|International Classification||B60R21/01, B60R19/20, G01S13/93, B60R21/0134, B60R19/38|
|Cooperative Classification||B60R19/20, G01S2013/9346, G01S2013/9378, B60R19/38, G01S13/931, B60R21/0134, G01S2013/9375, B60T2201/024, G01S2013/9353, G01S2013/9385, B60R21/013, G01S2013/9332, G01S2013/9321, G01S2013/9325, B60R19/205|
|European Classification||B60R21/013, G01S13/93C, B60R19/38, B60R19/20C|
|Jun 20, 2000||CC||Certificate of correction|
|Nov 5, 2002||FPAY||Fee payment|
Year of fee payment: 4
|Mar 23, 2007||FPAY||Fee payment|
Year of fee payment: 8
|Oct 19, 2009||AS||Assignment|
Owner name: CHO, ESTHER SONG, TEXAS
Free format text: ASSIGNMENT OF ASSIGNORS INTEREST;ASSIGNOR:CHO, DANIEL MYUNG;REEL/FRAME:023390/0594
Effective date: 20091009
|May 2, 2011||REMI||Maintenance fee reminder mailed|
|Sep 28, 2011||LAPS||Lapse for failure to pay maintenance fees|
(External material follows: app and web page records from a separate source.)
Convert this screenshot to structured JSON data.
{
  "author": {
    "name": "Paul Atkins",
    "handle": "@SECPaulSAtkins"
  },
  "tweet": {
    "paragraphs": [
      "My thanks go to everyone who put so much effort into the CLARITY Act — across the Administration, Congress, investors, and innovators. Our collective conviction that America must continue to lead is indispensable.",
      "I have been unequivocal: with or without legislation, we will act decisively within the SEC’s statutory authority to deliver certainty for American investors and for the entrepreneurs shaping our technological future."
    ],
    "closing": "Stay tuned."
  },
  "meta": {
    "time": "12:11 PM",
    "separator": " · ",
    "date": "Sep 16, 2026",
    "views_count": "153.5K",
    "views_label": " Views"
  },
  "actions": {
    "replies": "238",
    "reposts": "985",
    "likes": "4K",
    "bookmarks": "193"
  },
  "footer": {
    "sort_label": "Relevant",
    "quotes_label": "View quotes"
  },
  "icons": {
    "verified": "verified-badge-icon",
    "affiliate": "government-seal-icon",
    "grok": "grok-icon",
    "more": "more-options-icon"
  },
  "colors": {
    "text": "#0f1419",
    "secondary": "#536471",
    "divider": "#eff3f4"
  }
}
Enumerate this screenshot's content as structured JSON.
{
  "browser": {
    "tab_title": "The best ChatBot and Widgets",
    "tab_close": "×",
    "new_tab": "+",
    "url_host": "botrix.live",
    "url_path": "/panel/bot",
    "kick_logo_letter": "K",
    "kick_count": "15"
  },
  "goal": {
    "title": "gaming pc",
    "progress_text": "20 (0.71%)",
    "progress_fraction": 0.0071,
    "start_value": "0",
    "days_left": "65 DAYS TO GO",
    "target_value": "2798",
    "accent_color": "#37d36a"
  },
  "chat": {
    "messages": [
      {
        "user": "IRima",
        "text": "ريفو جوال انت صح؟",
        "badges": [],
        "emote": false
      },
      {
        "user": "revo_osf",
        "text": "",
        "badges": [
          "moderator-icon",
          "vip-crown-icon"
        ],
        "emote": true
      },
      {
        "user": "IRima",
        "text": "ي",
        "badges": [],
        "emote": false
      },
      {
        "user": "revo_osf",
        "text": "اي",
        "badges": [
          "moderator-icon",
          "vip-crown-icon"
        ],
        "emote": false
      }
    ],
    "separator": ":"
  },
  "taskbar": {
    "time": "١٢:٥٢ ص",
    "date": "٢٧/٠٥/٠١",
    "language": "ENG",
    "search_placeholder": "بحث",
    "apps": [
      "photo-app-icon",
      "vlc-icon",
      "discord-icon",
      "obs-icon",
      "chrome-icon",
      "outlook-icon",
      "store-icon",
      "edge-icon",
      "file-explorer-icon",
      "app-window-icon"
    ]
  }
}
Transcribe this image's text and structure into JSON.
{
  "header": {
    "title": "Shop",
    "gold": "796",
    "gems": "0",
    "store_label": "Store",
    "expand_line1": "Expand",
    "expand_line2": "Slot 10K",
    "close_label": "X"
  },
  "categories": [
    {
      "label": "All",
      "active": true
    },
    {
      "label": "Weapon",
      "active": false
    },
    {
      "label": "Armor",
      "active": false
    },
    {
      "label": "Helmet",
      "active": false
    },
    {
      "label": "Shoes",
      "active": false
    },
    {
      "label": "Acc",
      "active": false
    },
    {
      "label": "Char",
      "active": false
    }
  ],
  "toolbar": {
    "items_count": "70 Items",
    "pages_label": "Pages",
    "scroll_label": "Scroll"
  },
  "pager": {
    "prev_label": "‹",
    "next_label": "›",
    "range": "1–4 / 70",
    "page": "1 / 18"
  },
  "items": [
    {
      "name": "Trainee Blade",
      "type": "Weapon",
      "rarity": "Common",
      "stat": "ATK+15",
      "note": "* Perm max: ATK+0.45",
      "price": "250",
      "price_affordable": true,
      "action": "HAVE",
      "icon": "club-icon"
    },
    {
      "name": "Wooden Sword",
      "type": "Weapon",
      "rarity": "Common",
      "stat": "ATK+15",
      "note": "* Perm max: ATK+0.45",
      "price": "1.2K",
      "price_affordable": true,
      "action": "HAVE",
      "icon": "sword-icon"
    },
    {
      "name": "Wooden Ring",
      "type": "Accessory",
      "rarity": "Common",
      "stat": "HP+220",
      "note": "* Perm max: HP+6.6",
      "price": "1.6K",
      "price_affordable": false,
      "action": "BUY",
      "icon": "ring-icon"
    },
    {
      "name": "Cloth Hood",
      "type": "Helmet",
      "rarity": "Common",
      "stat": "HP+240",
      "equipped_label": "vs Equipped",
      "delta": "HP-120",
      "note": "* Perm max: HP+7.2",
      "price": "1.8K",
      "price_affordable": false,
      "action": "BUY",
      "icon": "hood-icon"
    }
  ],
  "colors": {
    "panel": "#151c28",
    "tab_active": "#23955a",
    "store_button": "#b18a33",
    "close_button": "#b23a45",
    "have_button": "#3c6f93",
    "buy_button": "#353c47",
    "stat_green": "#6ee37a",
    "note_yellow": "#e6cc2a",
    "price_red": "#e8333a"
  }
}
|Nov 15, 2011||FP||Expired due to failure to pay maintenance fee|
Effective date: 20110928